Happiness is for real. So is Money.
What motivates us to do well in our life and keep us going from one milestone to another? Why do school toppers want to recreate the same success stories in JEE and CAT? If happiness is indeed an illusions and all that one needs to do is to settle in to their respective comfort zones, then why do we consider Warren Buffet and Steve Jobs as our role models? Research shows that progressing toward and achieving important goals increase people’s satisfaction with their lives and themselves. Yes, we all want a great corporate career, we all want that esteemed institutional tag and we all want happiness. And happiness can be found late night in a hyper active cubicle, working on a tight deadline. Bagging the best corporate job out there in the market and the highest pay package and then working up through the corporate is one of the most conspicuous and rewarding means to happiness.
What is wrong in being ambitious and trying to get ahead of other in the pursuit of wealth? What is wrong in equating happiness with money and following it blindly? Money can’t make man happy may sound ideal and perfect in quotes but in reality, we need those crisp, crunchy sheets to survive.
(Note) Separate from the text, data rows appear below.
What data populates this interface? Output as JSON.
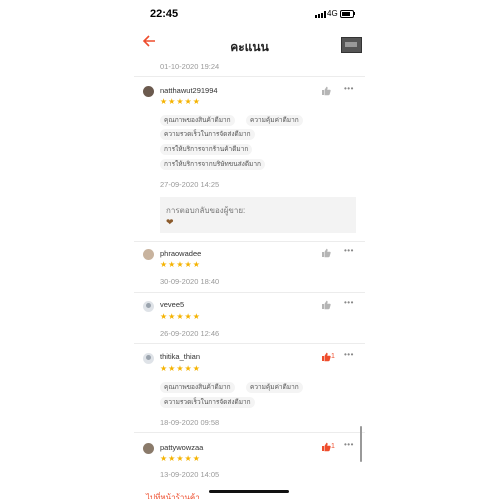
{
  "status_bar": {
    "time": "22:45",
    "network": "4G"
  },
  "header": {
    "title": "คะแนน"
  },
  "first_date": "01-10-2020 19:24",
  "reviews": [
    {
      "username": "natthawut291994",
      "stars": "★★★★★",
      "tags": [
        "คุณภาพของสินค้าดีมาก",
        "ความคุ้มค่าดีมาก",
        "ความรวดเร็วในการจัดส่งดีมาก",
        "การให้บริการจากร้านค้าดีมาก",
        "การให้บริการจากบริษัทขนส่งดีมาก"
      ],
      "date": "27-09-2020 14:25",
      "seller_reply_label": "การตอบกลับของผู้ขาย:",
      "seller_reply_icon": "heart-icon"
    },
    {
      "username": "phraowadee",
      "stars": "★★★★★",
      "date": "30-09-2020 18:40"
    },
    {
      "username": "vevee5",
      "stars": "★★★★★",
      "date": "26-09-2020 12:46"
    },
    {
      "username": "thitika_thian",
      "stars": "★★★★★",
      "likes": "1",
      "tags": [
        "คุณภาพของสินค้าดีมาก",
        "ความคุ้มค่าดีมาก",
        "ความรวดเร็วในการจัดส่งดีมาก"
      ],
      "date": "18-09-2020 09:58"
    },
    {
      "username": "pattywowzaa",
      "stars": "★★★★★",
      "likes": "1",
      "date": "13-09-2020 14:05"
    }
  ],
  "bottom_text": "ไปที่หน้าร้านค้า",
  "colors": {
    "accent": "#ee4d2d",
    "star": "#f5b301",
    "text_gray": "#999999",
    "tag_bg": "#f4f4f4"
  }
}
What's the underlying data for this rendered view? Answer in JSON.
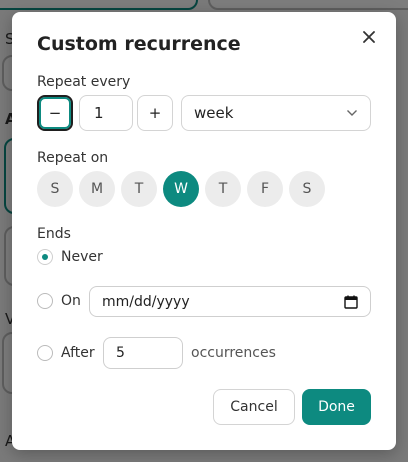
{
  "background": {
    "letters": [
      "S",
      "A",
      "V",
      "A"
    ]
  },
  "modal": {
    "title": "Custom recurrence",
    "repeat_every": {
      "label": "Repeat every",
      "decrement": "−",
      "value": "1",
      "increment": "+",
      "unit": "week"
    },
    "repeat_on": {
      "label": "Repeat on",
      "days": [
        "S",
        "M",
        "T",
        "W",
        "T",
        "F",
        "S"
      ],
      "selected_index": 3
    },
    "ends": {
      "label": "Ends",
      "never": "Never",
      "on": "On",
      "on_placeholder": "mm/dd/yyyy",
      "after": "After",
      "after_value": "5",
      "occurrences": "occurrences",
      "selected": "never"
    },
    "buttons": {
      "cancel": "Cancel",
      "done": "Done"
    }
  },
  "colors": {
    "accent": "#0d8a80"
  }
}
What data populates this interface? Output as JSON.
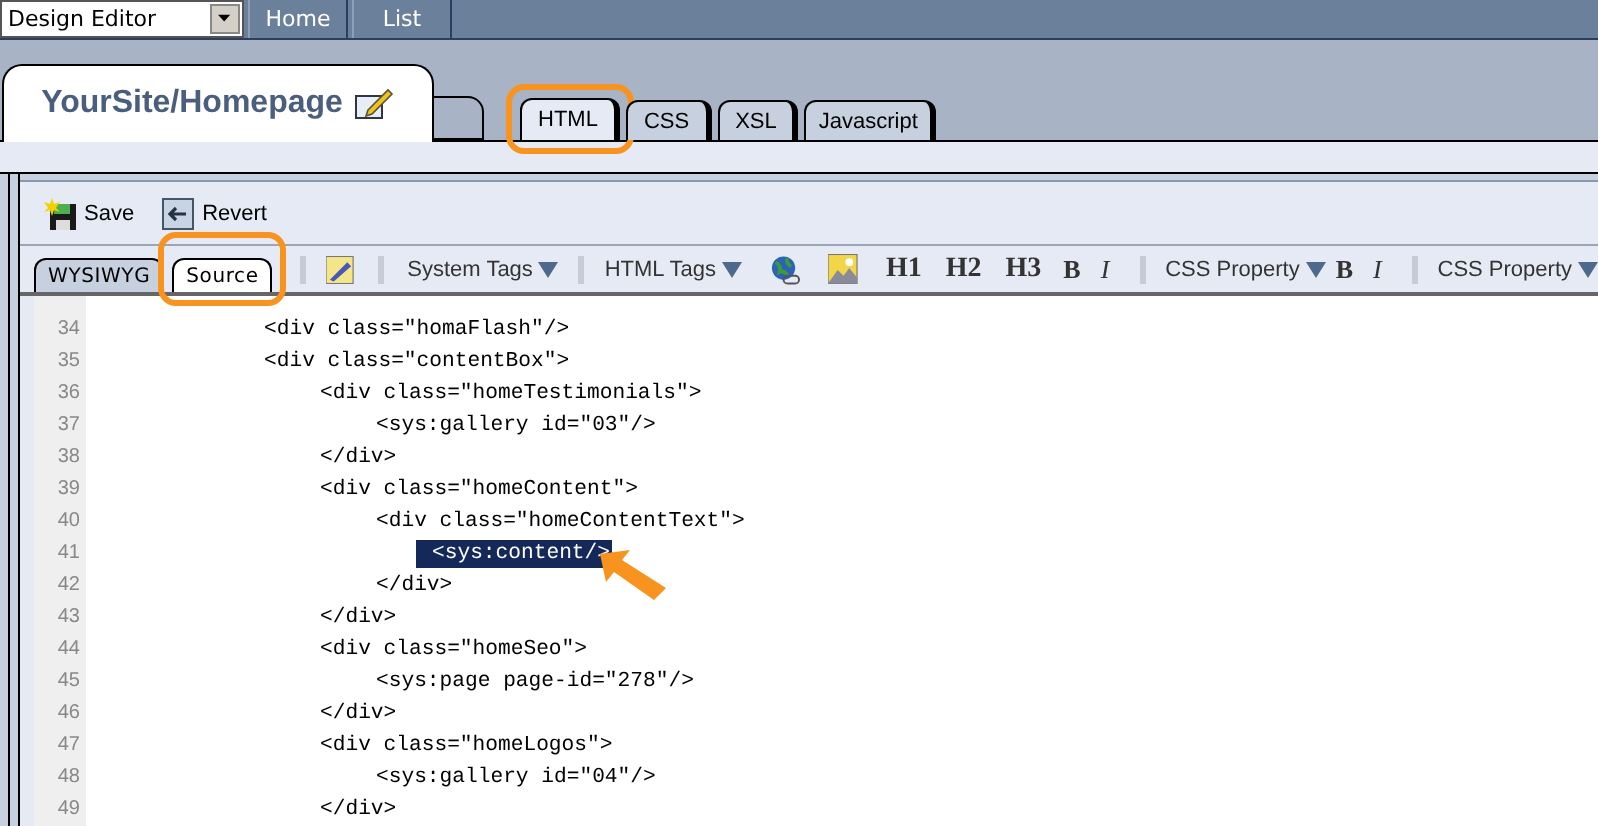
{
  "top_bar": {
    "view_select": {
      "value": "Design Editor"
    },
    "nav_tabs": [
      {
        "label": "Home"
      },
      {
        "label": "List"
      }
    ]
  },
  "page_tab": {
    "title": "YourSite/Homepage"
  },
  "file_tabs": [
    {
      "label": "HTML",
      "selected": true,
      "highlighted": true
    },
    {
      "label": "CSS",
      "selected": false,
      "highlighted": false
    },
    {
      "label": "XSL",
      "selected": false,
      "highlighted": false
    },
    {
      "label": "Javascript",
      "selected": false,
      "highlighted": false
    }
  ],
  "actions": [
    {
      "label": "Save"
    },
    {
      "label": "Revert"
    }
  ],
  "editor_tabs": [
    {
      "label": "WYSIWYG",
      "selected": false,
      "highlighted": false
    },
    {
      "label": "Source",
      "selected": true,
      "highlighted": true
    }
  ],
  "toolbar": {
    "tag_menus": [
      {
        "label": "System Tags"
      },
      {
        "label": "HTML Tags"
      }
    ],
    "headings": [
      "H1",
      "H2",
      "H3"
    ],
    "format": [
      "B",
      "I"
    ],
    "css_menus": [
      {
        "label": "CSS Property"
      },
      {
        "label": "CSS Property"
      }
    ],
    "format_2": [
      "B",
      "I"
    ]
  },
  "code": {
    "lines": [
      {
        "number": "34",
        "text": "<div class=\"homaFlash\"/>",
        "selected": false,
        "pointed": false
      },
      {
        "number": "35",
        "text": "<div class=\"contentBox\">",
        "selected": false,
        "pointed": false,
        "children": [
          {
            "number": "36",
            "text": "<div class=\"homeTestimonials\">",
            "selected": false,
            "pointed": false,
            "children": [
              {
                "number": "37",
                "text": "<sys:gallery id=\"03\"/>",
                "selected": false,
                "pointed": false
              }
            ]
          },
          {
            "number": "38",
            "text": "</div>",
            "selected": false,
            "pointed": false
          },
          {
            "number": "39",
            "text": "<div class=\"homeContent\">",
            "selected": false,
            "pointed": false,
            "children": [
              {
                "number": "40",
                "text": "<div class=\"homeContentText\">",
                "selected": false,
                "pointed": false,
                "children": [
                  {
                    "number": "41",
                    "text": "<sys:content/>",
                    "selected": true,
                    "pointed": true
                  }
                ]
              },
              {
                "number": "42",
                "text": "</div>",
                "selected": false,
                "pointed": false
              }
            ]
          },
          {
            "number": "43",
            "text": "</div>",
            "selected": false,
            "pointed": false
          },
          {
            "number": "44",
            "text": "<div class=\"homeSeo\">",
            "selected": false,
            "pointed": false,
            "children": [
              {
                "number": "45",
                "text": "<sys:page page-id=\"278\"/>",
                "selected": false,
                "pointed": false
              }
            ]
          },
          {
            "number": "46",
            "text": "</div>",
            "selected": false,
            "pointed": false
          },
          {
            "number": "47",
            "text": "<div class=\"homeLogos\">",
            "selected": false,
            "pointed": false,
            "children": [
              {
                "number": "48",
                "text": "<sys:gallery id=\"04\"/>",
                "selected": false,
                "pointed": false
              }
            ]
          },
          {
            "number": "49",
            "text": "</div>",
            "selected": false,
            "pointed": false
          }
        ]
      }
    ]
  }
}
Some earn it by leaving their own dreams and some by being part of someone else’s design. Money definitely brings in happiness and people who don’t have it may find this an excuse and stereotype people who have great corporate careers and get paid handsomely.
Let me further my argument with respect to an Indian context. India is the land of spirituality, wisdom and knowledge. According to our great philosophers, happiness cannot be realised by money and striving for the best things. We can only realise happiness by understanding ourselves through mental peace through yoga, meditation, Vedanta and all.
But then, Indian preachers also taught us the gospel of Karma. I say my karma is work and earning as much money as I want to lead a lavish and bountiful life. I derive satisfaction from utilising my skills and capabilities and extracting the maximum from my efforts. So am I doing anything wrong by following my karma? Materialism can bring in spirituality but the reverse, as we all know, is definitely not true. Sweating for money doesn’t necessarily translate into greed leading to unhappiness. Money does not bring in greed and dissatisfaction but self help gurus are increasingly stereotyping it otherwise leading to cognitive dissonance in people. Professionals are under the impression that they have to necessarily choose between money and happiness and that is actually leading to distress and misery.
Happiness is not elusive. Nor is it an illusion. Happiness is for real. So is Money.
This post is formally an entry for the InsideIIM B School Debate.
Business School: Indian Institute of Management Bangalore
Team Name: Invictus
Team Mate: Vineet Saraiwala
Link for article refuted: http://insideiim.com/the-illusion-of-happiness-3/